It is hard to believe that this is the first book on this major American filmmaker who not only directed documentary masterpieces but also had a huge impact on several generations of American film. This long-overdue collection is wonderfully absorbing.

Thomas Waugh, Concordia University, Montreal

Innovative documentary filmmaker; friend of Andy Warhol, John Cage, Jasper Johns, Robert Rauschenberg, and other leading figures of the New York art world; radical leftist critic of the Establishment; and legendary bon vivant: Emile de Antonio (1919-1989) was a larger-than-life personality and a key figure in the development of postwar American cinema. The films de Antonio made between 1963 and 1989—including Point of Order, Rush to Judgment, In the Year of the Pig, Painters Painting, and Millhouse: A White Comedy—revolutionized the documentary format and inspired a generation of artists and filmmakers. A decade after his death, his cinematic legacy—ranging from the brilliantly edited compilation of the 1954 Army-McCarthy hearings that helped construct Senator Joseph McCarthy’s reputation as a rogue demagogue (Point of Order) to a meditative juxtaposition of documents about F.B.I. director J. Edgar Hoover and intimate footage drawn from the filmmaker’s own life (Mr. Hoover and I)-remains unparalleled in American documentary film.

Emile de Antonio: A Reader is the first full-length volume devoted to this major American filmmaker. It collects interviews with and writings by de Antonio; reviews and other critical material that detail the genesis, production history, and reception of his films; a comprehensive filmography; and an in-depth biographical essay. Offering a long-overdue assessment of de Antonio’s career, this indispensable book also makes a significant contribution to our understanding of American independent cinema at its most politically engaged.

Emile de Antonio

Douglas Kellner is George F. Kneller Chair in the Philosophy of Education at UCLA and author of numerous books, including Media Culture (1995). He is Emile de Antonio’s literary executor.

Dan Streible is assistant professor of film studies and art history at the University of South Carolina.

Emile de Antonio
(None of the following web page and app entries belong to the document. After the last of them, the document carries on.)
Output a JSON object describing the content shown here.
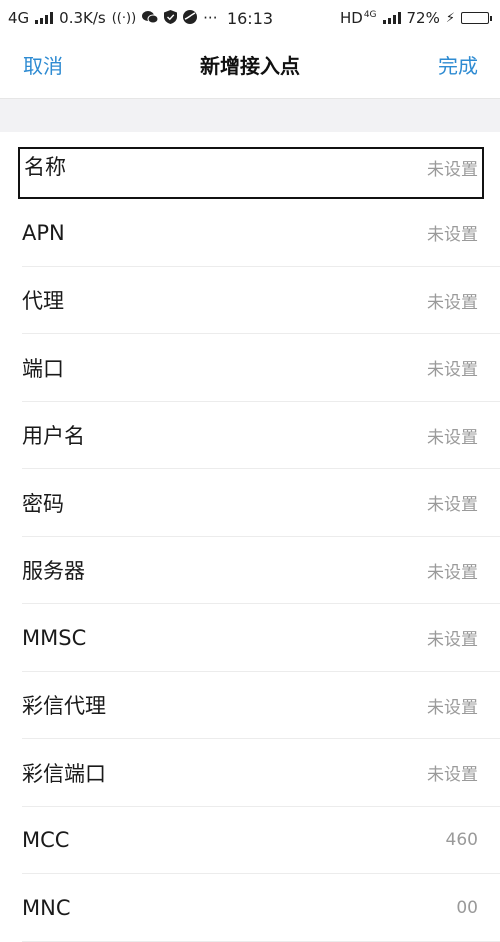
{
  "status_bar": {
    "network": "4G",
    "speed": "0.3K/s",
    "more": "···",
    "time": "16:13",
    "hd": "HD",
    "network_right": "4G",
    "battery": "72%",
    "battery_level_percent": 72
  },
  "nav": {
    "cancel_label": "取消",
    "title": "新增接入点",
    "done_label": "完成"
  },
  "rows": [
    {
      "label": "名称",
      "value": "未设置"
    },
    {
      "label": "APN",
      "value": "未设置"
    },
    {
      "label": "代理",
      "value": "未设置"
    },
    {
      "label": "端口",
      "value": "未设置"
    },
    {
      "label": "用户名",
      "value": "未设置"
    },
    {
      "label": "密码",
      "value": "未设置"
    },
    {
      "label": "服务器",
      "value": "未设置"
    },
    {
      "label": "MMSC",
      "value": "未设置"
    },
    {
      "label": "彩信代理",
      "value": "未设置"
    },
    {
      "label": "彩信端口",
      "value": "未设置"
    },
    {
      "label": "MCC",
      "value": "460"
    },
    {
      "label": "MNC",
      "value": "00"
    }
  ],
  "colors": {
    "accent": "#2e8bd2",
    "section_bg": "#f2f2f4",
    "value_text": "#9a9a9a"
  },
  "icons": [
    "signal-bars-icon",
    "nfc-icon",
    "wechat-icon",
    "shield-icon",
    "browser-icon",
    "charging-bolt-icon",
    "battery-icon"
  ]
}
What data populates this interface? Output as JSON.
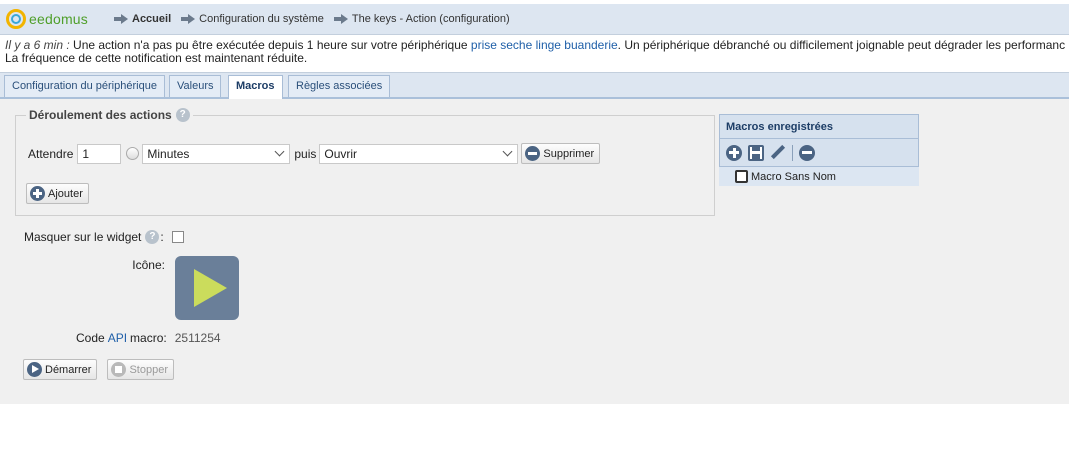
{
  "header": {
    "logo_text": "eedomus",
    "breadcrumbs": [
      "Accueil",
      "Configuration du système",
      "The keys - Action (configuration)"
    ]
  },
  "notification": {
    "time": "Il y a 6 min :",
    "text_before": " Une action n'a pas pu être exécutée depuis 1 heure sur votre périphérique ",
    "link": "prise seche linge buanderie",
    "text_after": ". Un périphérique débranché ou difficilement joignable peut dégrader les performanc",
    "line2": "La fréquence de cette notification est maintenant réduite."
  },
  "tabs": [
    {
      "label": "Configuration du périphérique",
      "active": false
    },
    {
      "label": "Valeurs",
      "active": false
    },
    {
      "label": "Macros",
      "active": true
    },
    {
      "label": "Règles associées",
      "active": false
    }
  ],
  "actions": {
    "legend": "Déroulement des actions",
    "wait_label": "Attendre",
    "wait_value": "1",
    "unit_value": "Minutes",
    "then_label": "puis",
    "action_value": "Ouvrir",
    "delete_label": "Supprimer",
    "add_label": "Ajouter"
  },
  "macros_panel": {
    "title": "Macros enregistrées",
    "items": [
      "Macro Sans Nom"
    ]
  },
  "form": {
    "mask_label": "Masquer sur le widget",
    "mask_checked": false,
    "icon_label": "Icône:",
    "api_prefix": "Code",
    "api_link": "API",
    "api_suffix": "macro:",
    "api_value": "2511254",
    "start_label": "Démarrer",
    "stop_label": "Stopper"
  },
  "colors": {
    "header_bg": "#dde6f1",
    "accent_blue": "#4b6483",
    "link": "#1f5fa8",
    "play_tile": "#6a7f99",
    "play_triangle": "#cbdc5c"
  }
}
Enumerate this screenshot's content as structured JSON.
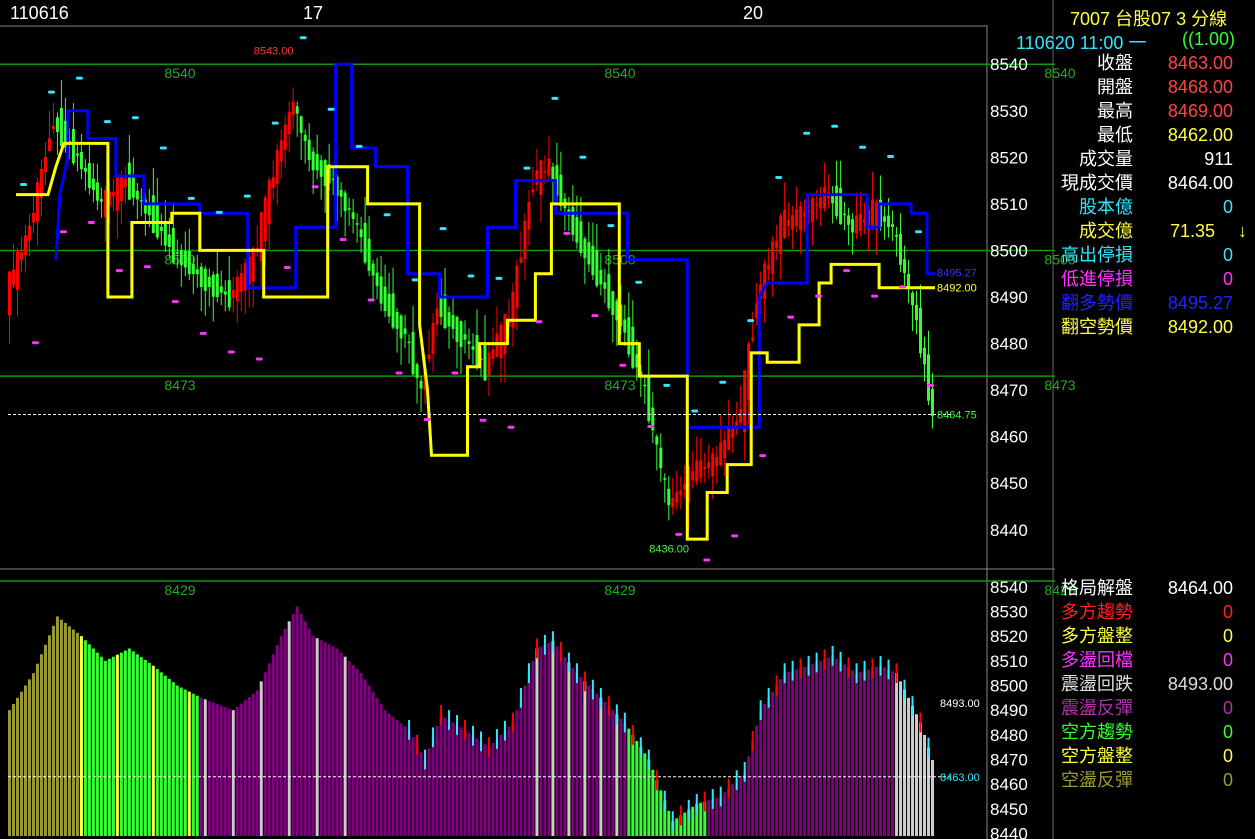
{
  "header": {
    "dates": [
      "110616",
      "17",
      "20"
    ],
    "symbol_title": "7007  台股07 3 分線",
    "time_line": "110620 11:00 一",
    "ratio": "((1.00)"
  },
  "colors": {
    "background": "#000000",
    "up_bar": "#ff0000",
    "down_bar": "#33ff33",
    "long_line": "#0000ff",
    "short_line": "#ffff00",
    "marker_cyan": "#33e6ff",
    "marker_magenta": "#ff33ff",
    "ref_line": "#119911",
    "purple_bar": "#800080",
    "olive_bar": "#999933",
    "gray_bar": "#cccccc"
  },
  "quote": [
    {
      "label": "收盤",
      "value": "8463.00",
      "label_color": "#ffffff",
      "value_color": "#ff4444"
    },
    {
      "label": "開盤",
      "value": "8468.00",
      "label_color": "#ffffff",
      "value_color": "#ff4444"
    },
    {
      "label": "最高",
      "value": "8469.00",
      "label_color": "#ffffff",
      "value_color": "#ff4444"
    },
    {
      "label": "最低",
      "value": "8462.00",
      "label_color": "#ffffff",
      "value_color": "#ffff44"
    },
    {
      "label": "成交量",
      "value": "911",
      "label_color": "#ffffff",
      "value_color": "#ffffff"
    },
    {
      "label": "現成交價",
      "value": "8464.00",
      "label_color": "#ffffff",
      "value_color": "#ffffff"
    },
    {
      "label": "股本億",
      "value": "0",
      "label_color": "#33e6ff",
      "value_color": "#33e6ff"
    },
    {
      "label": "成交億",
      "value": "71.35",
      "arrow": "↓",
      "label_color": "#ffff44",
      "value_color": "#ffff44"
    },
    {
      "label": "高出停損",
      "value": "0",
      "label_color": "#33e6ff",
      "value_color": "#33e6ff"
    },
    {
      "label": "低進停損",
      "value": "0",
      "label_color": "#ff33ff",
      "value_color": "#ff33ff"
    },
    {
      "label": "翻多勢價",
      "value": "8495.27",
      "label_color": "#2222ff",
      "value_color": "#2222ff"
    },
    {
      "label": "翻空勢價",
      "value": "8492.00",
      "label_color": "#ffff44",
      "value_color": "#ffff44"
    }
  ],
  "pattern": [
    {
      "label": "格局解盤",
      "value": "8464.00",
      "label_color": "#ffffff",
      "value_color": "#ffffff"
    },
    {
      "label": "多方趨勢",
      "value": "0",
      "label_color": "#ff2222",
      "value_color": "#ff2222"
    },
    {
      "label": "多方盤整",
      "value": "0",
      "label_color": "#ffff44",
      "value_color": "#ffff44"
    },
    {
      "label": "多盪回檔",
      "value": "0",
      "label_color": "#ff33ff",
      "value_color": "#ff33ff"
    },
    {
      "label": "震盪回跌",
      "value": "8493.00",
      "label_color": "#dddddd",
      "value_color": "#dddddd"
    },
    {
      "label": "震盪反彈",
      "value": "0",
      "label_color": "#aa33aa",
      "value_color": "#aa33aa"
    },
    {
      "label": "空方趨勢",
      "value": "0",
      "label_color": "#33ff33",
      "value_color": "#33ff33"
    },
    {
      "label": "空方盤整",
      "value": "0",
      "label_color": "#ffff44",
      "value_color": "#ffff44"
    },
    {
      "label": "空盪反彈",
      "value": "0",
      "label_color": "#999933",
      "value_color": "#999933"
    }
  ],
  "chart_data": [
    {
      "type": "candlestick",
      "ylim": [
        8432,
        8548
      ],
      "yticks": [
        8540,
        8530,
        8520,
        8510,
        8500,
        8490,
        8480,
        8470,
        8460,
        8450,
        8440
      ],
      "reference_lines": [
        {
          "value": 8540,
          "label": "8540"
        },
        {
          "value": 8500,
          "label": "8500"
        },
        {
          "value": 8473,
          "label": "8473"
        },
        {
          "value": 8429,
          "label": "8429"
        }
      ],
      "annotations": [
        {
          "text": "8543.00",
          "x": 67,
          "y": 8543,
          "color": "#ff3333"
        },
        {
          "text": "8436.00",
          "x": 166,
          "y": 8436,
          "color": "#33ff33"
        },
        {
          "text": "8495.27",
          "x": 232,
          "y": 8495.27,
          "color": "#3333ff"
        },
        {
          "text": "8492.00",
          "x": 232,
          "y": 8492,
          "color": "#ffff44"
        },
        {
          "text": "8464.75",
          "x": 232,
          "y": 8464.75,
          "color": "#33ff33"
        }
      ],
      "last_price": 8464.75,
      "bar_count": 232,
      "series": [
        {
          "name": "翻多勢價",
          "color": "#0000ff",
          "points": [
            [
              12,
              8498
            ],
            [
              13,
              8512
            ],
            [
              15,
              8520
            ],
            [
              15,
              8530
            ],
            [
              20,
              8530
            ],
            [
              20,
              8524
            ],
            [
              27,
              8524
            ],
            [
              27,
              8516
            ],
            [
              34,
              8516
            ],
            [
              34,
              8510
            ],
            [
              48,
              8510
            ],
            [
              48,
              8508
            ],
            [
              60,
              8508
            ],
            [
              60,
              8492
            ],
            [
              72,
              8492
            ],
            [
              72,
              8505
            ],
            [
              82,
              8505
            ],
            [
              82,
              8540
            ],
            [
              86,
              8540
            ],
            [
              86,
              8522
            ],
            [
              92,
              8522
            ],
            [
              92,
              8518
            ],
            [
              100,
              8518
            ],
            [
              100,
              8495
            ],
            [
              108,
              8495
            ],
            [
              108,
              8490
            ],
            [
              120,
              8490
            ],
            [
              120,
              8505
            ],
            [
              127,
              8505
            ],
            [
              127,
              8515
            ],
            [
              137,
              8515
            ],
            [
              137,
              8508
            ],
            [
              155,
              8508
            ],
            [
              155,
              8498
            ],
            [
              170,
              8498
            ],
            [
              170,
              8462
            ],
            [
              188,
              8462
            ],
            [
              188,
              8490
            ],
            [
              190,
              8493
            ],
            [
              200,
              8493
            ],
            [
              200,
              8512
            ],
            [
              215,
              8512
            ],
            [
              215,
              8505
            ],
            [
              218,
              8505
            ],
            [
              218,
              8510
            ],
            [
              226,
              8510
            ],
            [
              226,
              8508
            ],
            [
              230,
              8508
            ],
            [
              230,
              8495
            ],
            [
              232,
              8495
            ]
          ]
        },
        {
          "name": "翻空勢價",
          "color": "#ffff00",
          "points": [
            [
              2,
              8512
            ],
            [
              10,
              8512
            ],
            [
              12,
              8518
            ],
            [
              14,
              8523
            ],
            [
              25,
              8523
            ],
            [
              25,
              8490
            ],
            [
              31,
              8490
            ],
            [
              31,
              8506
            ],
            [
              41,
              8506
            ],
            [
              41,
              8508
            ],
            [
              48,
              8508
            ],
            [
              48,
              8500
            ],
            [
              64,
              8500
            ],
            [
              64,
              8490
            ],
            [
              80,
              8490
            ],
            [
              80,
              8518
            ],
            [
              90,
              8518
            ],
            [
              90,
              8510
            ],
            [
              103,
              8510
            ],
            [
              103,
              8484
            ],
            [
              105,
              8470
            ],
            [
              106,
              8456
            ],
            [
              115,
              8456
            ],
            [
              115,
              8475
            ],
            [
              118,
              8475
            ],
            [
              118,
              8480
            ],
            [
              125,
              8480
            ],
            [
              125,
              8485
            ],
            [
              132,
              8485
            ],
            [
              132,
              8495
            ],
            [
              136,
              8495
            ],
            [
              136,
              8510
            ],
            [
              153,
              8510
            ],
            [
              153,
              8480
            ],
            [
              158,
              8480
            ],
            [
              158,
              8473
            ],
            [
              170,
              8473
            ],
            [
              170,
              8438
            ],
            [
              175,
              8438
            ],
            [
              175,
              8448
            ],
            [
              180,
              8448
            ],
            [
              180,
              8454
            ],
            [
              186,
              8454
            ],
            [
              186,
              8478
            ],
            [
              190,
              8478
            ],
            [
              190,
              8476
            ],
            [
              198,
              8476
            ],
            [
              198,
              8484
            ],
            [
              203,
              8484
            ],
            [
              203,
              8493
            ],
            [
              206,
              8493
            ],
            [
              206,
              8497
            ],
            [
              218,
              8497
            ],
            [
              218,
              8492
            ],
            [
              232,
              8492
            ]
          ]
        }
      ]
    },
    {
      "type": "bar",
      "ylim": [
        8439,
        8546
      ],
      "yticks": [
        8540,
        8530,
        8520,
        8510,
        8500,
        8490,
        8480,
        8470,
        8460,
        8450,
        8440
      ],
      "annotations": [
        {
          "text": "8493.00",
          "x": 232,
          "y": 8493,
          "color": "#ffffff"
        },
        {
          "text": "8463.00",
          "x": 232,
          "y": 8463,
          "color": "#33e6ff"
        }
      ],
      "series": [
        {
          "name": "close",
          "segments": [
            [
              0,
              8496,
              8500
            ],
            [
              20,
              8498,
              8535
            ],
            [
              50,
              8496,
              8490
            ],
            [
              75,
              8510,
              8540
            ],
            [
              90,
              8520,
              8510
            ],
            [
              110,
              8490,
              8490
            ],
            [
              130,
              8520,
              8525
            ],
            [
              150,
              8480,
              8470
            ],
            [
              175,
              8466,
              8463
            ],
            [
              183,
              8500,
              8490
            ],
            [
              200,
              8510,
              8500
            ],
            [
              210,
              8510,
              8505
            ],
            [
              225,
              8500,
              8490
            ],
            [
              232,
              8493,
              8490
            ]
          ]
        }
      ]
    }
  ]
}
The first full-length book on de Antonio’s films, Douglas Kellner and Daniel G. Streible’s superb Emile de Antonio: A Reader is a long-overdue appreciation of one of America’s greatest independent filmmakers. Prefaced by the editors’ exceedingly well-informed summary of de Antonio’s career, the raison d’etre of the book is its fantastic collection of interviews, well-selected contemporary film reviews by both boosters and detractors, and short essays by de Antonio and his collaborators.

Independent Film and Video Monthly

It is hard to believe that this is the first book on this major American filmmaker who not only directed documentary masterpieces but also had a huge impact on several generations of American film. This long-overdue collection is wonderfully absorbing.

Thomas Waugh, Concordia University, Montreal

Kellner and Streible have skillfully assembled one of the first monographs about the life and career of this political documentary filmmaker, and they have added an engaging 75-page biographical essay. They include interviews with and articles about the director, reviews and critical essays about the films, reminiscences by colleagues and friends, illustrations, an extensive bibliography, and a complete filmography. Unlike a majority of film books, this one will stimulate readers to view the subject’s films. Highly recommended.

Library Journal